Shortly after Gardner was arrested and Amber's remains were found, Escondido police got a call from two San Diego Gas & Electric employees.
The utility workers said on Feb. 13, 2009 -- the same day the Escondido teenager was last seen -- they saw a man and someone who they thought was a young woman near a silver Ford Escort in Pala. The sighting was about 8 a.m., about 50 minutes after witnesses spotted Amber as she walked to Escondido High School.
"They may have been the last persons to see Amber alive," Amber's mother Carrie McGonigle said Monday. The sighting gives her some answers when it comes to her daughter's death.
McGonigle spoke to Escondido Police investigators on Monday afternoon to get more details about the sighting. She said investigators told her that the utility workers didn't think the sighting was unusual.
"They thought they were a couple of drunk people who were there after going to a casino," McGonigle said. "They thought the girl was a woman about 20 years old."
McGonigle also said investigators told her that the workers didn't realize they had seen Amber and Gardner until after his arrest on Feb. 28 when it was learned that the convicted sex offender was driving a silver car.

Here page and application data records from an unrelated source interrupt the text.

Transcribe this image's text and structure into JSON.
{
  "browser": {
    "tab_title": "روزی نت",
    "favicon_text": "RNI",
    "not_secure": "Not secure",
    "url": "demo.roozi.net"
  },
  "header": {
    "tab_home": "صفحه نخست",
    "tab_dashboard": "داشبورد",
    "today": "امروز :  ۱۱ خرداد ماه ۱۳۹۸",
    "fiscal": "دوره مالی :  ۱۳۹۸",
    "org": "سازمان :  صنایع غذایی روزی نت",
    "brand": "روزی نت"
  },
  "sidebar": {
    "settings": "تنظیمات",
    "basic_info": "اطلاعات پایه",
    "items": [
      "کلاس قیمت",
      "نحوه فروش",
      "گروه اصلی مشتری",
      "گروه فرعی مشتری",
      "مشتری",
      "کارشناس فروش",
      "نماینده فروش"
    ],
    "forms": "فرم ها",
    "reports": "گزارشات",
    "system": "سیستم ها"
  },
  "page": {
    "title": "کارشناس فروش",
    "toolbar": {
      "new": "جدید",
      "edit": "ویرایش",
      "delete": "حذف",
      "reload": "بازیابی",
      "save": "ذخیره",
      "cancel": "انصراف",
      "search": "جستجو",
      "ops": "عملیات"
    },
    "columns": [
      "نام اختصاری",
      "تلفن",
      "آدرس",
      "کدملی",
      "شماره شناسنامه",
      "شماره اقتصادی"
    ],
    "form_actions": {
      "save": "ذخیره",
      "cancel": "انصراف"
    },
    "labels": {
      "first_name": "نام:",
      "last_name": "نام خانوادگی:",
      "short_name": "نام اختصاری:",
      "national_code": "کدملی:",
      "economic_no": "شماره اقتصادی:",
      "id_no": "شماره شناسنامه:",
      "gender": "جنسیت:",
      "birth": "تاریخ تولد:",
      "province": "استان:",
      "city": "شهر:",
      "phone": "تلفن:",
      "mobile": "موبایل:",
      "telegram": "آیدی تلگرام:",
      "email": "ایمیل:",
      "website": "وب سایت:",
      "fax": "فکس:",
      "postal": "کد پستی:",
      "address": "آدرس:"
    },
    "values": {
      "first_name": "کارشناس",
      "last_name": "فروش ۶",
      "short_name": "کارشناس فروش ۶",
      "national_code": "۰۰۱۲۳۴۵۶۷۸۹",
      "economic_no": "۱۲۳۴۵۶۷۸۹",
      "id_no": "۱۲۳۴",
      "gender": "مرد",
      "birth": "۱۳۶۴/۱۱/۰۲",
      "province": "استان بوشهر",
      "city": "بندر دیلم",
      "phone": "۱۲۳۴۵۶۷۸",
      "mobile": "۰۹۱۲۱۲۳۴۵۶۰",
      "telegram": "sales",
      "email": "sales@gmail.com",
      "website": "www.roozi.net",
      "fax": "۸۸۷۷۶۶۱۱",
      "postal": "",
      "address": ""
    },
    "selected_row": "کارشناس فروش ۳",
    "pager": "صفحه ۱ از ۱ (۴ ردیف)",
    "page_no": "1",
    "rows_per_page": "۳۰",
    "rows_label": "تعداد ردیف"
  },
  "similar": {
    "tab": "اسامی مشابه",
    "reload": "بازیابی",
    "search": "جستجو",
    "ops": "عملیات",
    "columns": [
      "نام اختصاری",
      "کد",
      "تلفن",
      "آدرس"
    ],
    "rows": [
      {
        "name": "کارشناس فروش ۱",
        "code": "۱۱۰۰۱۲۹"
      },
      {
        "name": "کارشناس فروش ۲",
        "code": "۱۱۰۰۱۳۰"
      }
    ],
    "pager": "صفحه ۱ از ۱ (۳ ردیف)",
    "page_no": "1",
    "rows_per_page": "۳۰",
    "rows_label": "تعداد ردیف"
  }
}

McGonigle said she doesn't blame the workers for not reporting the incident sooner. She believes at the time of the sighting the men didn't have any reason to think anything was unusual because local law enforcement didn't react quickly to the disappearance, like they did with Poway teenager Chelsea King's abduction.
"We didn't even have the big command center and search teams for three weeks, so had [law enforcement] put something out there, an alert of some sort, maybe the two guys would have said "Hey, what about the two guys we saw today?"
An Escondido police lieutenant declined to comment Monday about the sighting.
McGonigle is having a video put together showcasing Amber's life. She plans to play that video during Garnder's upcoming sentencing, hoping he will feel her pain.
"I don't know if he'll watch it or not, but he took away our baby," McGonigle said. She's also putting together a speech that she'll read to Gardner that will include questions still unanswered.
"Why her?” McGonigle is waiting to ask, “Was she in the wrong place at the wrong time? How did you come in contact with her?"
Gardner, who accepted a plea agreement April 16 and pleaded guilty to the deaths of both Amber and Chelsea, will be sentenced to life in prison without parole on June 1.